*** Given data ***
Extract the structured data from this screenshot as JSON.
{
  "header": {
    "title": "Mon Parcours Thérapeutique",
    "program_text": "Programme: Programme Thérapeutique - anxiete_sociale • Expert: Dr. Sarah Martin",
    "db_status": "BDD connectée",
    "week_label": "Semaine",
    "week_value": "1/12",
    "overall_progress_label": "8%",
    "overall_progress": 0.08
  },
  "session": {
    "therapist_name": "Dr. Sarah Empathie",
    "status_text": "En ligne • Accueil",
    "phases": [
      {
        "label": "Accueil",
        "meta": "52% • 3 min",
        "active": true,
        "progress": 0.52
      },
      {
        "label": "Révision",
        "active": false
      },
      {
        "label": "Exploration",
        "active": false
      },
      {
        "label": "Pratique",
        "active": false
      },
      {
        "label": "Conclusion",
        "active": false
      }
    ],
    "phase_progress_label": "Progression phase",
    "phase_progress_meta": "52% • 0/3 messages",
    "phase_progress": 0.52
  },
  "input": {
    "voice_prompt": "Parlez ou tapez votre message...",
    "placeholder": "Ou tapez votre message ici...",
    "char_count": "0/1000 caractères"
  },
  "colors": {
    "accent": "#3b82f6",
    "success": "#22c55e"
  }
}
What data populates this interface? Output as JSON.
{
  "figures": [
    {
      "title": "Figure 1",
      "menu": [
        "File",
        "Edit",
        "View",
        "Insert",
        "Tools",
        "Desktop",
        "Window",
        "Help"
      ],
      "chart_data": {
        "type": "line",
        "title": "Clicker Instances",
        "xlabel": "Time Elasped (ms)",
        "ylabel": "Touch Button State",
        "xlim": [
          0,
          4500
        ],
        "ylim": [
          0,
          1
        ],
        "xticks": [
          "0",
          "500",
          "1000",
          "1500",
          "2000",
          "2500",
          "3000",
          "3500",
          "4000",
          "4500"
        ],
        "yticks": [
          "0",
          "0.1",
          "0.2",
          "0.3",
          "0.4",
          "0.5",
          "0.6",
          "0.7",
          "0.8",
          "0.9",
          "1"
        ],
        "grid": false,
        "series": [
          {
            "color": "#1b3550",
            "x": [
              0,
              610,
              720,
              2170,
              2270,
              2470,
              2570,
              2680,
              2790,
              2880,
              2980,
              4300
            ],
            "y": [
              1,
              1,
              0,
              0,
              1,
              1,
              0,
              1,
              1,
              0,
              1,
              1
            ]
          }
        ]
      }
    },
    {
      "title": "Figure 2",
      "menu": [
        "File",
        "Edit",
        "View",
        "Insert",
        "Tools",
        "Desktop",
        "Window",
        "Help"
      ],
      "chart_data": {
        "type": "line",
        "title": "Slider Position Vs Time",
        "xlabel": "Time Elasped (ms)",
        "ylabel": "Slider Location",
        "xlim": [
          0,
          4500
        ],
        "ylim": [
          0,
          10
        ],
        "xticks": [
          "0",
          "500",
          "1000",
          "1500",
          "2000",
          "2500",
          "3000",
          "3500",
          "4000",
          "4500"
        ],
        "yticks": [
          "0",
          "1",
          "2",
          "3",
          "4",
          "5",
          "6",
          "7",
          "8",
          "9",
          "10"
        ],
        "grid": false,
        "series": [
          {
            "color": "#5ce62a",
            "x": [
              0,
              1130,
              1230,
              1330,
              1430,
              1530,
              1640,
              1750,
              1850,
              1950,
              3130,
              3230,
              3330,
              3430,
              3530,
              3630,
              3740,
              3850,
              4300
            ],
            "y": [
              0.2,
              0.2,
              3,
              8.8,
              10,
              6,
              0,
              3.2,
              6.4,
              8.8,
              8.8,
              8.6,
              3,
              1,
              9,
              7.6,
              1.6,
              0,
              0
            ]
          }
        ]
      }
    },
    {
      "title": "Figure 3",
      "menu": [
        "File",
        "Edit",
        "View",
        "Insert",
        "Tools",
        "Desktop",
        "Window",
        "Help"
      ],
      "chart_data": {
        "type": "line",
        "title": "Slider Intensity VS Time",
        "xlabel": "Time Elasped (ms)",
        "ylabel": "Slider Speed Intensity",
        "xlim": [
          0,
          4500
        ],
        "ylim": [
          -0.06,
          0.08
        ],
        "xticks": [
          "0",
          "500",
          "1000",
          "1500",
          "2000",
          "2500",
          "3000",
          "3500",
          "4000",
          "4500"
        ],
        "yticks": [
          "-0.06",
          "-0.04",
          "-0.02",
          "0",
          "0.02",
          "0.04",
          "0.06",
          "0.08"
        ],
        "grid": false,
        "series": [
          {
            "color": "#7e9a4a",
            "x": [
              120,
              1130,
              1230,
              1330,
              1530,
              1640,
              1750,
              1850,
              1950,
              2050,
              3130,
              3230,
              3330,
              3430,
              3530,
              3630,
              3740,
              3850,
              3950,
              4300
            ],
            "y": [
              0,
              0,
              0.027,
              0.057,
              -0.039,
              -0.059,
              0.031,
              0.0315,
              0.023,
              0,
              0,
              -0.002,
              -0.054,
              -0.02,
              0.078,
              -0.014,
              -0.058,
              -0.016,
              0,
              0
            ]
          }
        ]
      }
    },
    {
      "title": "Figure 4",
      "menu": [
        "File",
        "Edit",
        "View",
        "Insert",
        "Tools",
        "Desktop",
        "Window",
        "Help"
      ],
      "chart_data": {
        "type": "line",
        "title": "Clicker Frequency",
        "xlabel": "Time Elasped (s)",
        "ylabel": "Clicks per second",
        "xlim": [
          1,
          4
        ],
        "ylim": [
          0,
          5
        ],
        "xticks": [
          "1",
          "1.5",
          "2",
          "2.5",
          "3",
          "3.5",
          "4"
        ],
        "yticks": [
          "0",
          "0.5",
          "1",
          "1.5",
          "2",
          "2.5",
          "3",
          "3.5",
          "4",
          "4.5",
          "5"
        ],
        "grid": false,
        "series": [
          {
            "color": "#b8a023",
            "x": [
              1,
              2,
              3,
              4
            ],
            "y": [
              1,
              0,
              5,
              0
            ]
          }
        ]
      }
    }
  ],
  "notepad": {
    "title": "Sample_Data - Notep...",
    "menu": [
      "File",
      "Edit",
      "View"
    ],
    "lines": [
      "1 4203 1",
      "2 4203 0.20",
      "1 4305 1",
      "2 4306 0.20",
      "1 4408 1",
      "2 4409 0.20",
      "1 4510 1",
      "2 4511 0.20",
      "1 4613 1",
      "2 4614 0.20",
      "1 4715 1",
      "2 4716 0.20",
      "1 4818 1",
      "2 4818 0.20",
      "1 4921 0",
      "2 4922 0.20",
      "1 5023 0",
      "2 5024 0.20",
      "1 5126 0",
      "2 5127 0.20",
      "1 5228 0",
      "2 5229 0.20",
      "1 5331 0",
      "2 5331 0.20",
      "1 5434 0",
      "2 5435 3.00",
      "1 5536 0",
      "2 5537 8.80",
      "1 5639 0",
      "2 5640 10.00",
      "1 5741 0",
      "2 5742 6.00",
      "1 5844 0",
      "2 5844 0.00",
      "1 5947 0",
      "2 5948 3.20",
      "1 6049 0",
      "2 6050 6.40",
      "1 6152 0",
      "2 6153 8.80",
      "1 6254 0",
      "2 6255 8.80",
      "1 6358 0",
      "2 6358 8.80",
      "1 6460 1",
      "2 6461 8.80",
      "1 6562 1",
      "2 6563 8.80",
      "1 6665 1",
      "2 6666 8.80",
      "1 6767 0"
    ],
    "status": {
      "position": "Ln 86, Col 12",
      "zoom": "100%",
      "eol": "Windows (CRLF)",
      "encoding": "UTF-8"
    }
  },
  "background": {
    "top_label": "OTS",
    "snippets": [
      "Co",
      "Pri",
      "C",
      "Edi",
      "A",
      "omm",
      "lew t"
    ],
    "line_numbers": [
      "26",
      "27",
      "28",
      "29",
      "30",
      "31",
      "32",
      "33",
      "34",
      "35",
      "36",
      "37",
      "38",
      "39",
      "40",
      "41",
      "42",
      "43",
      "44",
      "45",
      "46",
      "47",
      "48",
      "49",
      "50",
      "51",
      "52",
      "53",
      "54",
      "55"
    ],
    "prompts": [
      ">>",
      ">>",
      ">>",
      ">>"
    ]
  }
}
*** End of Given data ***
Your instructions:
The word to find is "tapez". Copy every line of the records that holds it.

Result of the task:
    "voice_prompt": "Parlez ou tapez votre message...",
    "placeholder": "Ou tapez votre message ici...",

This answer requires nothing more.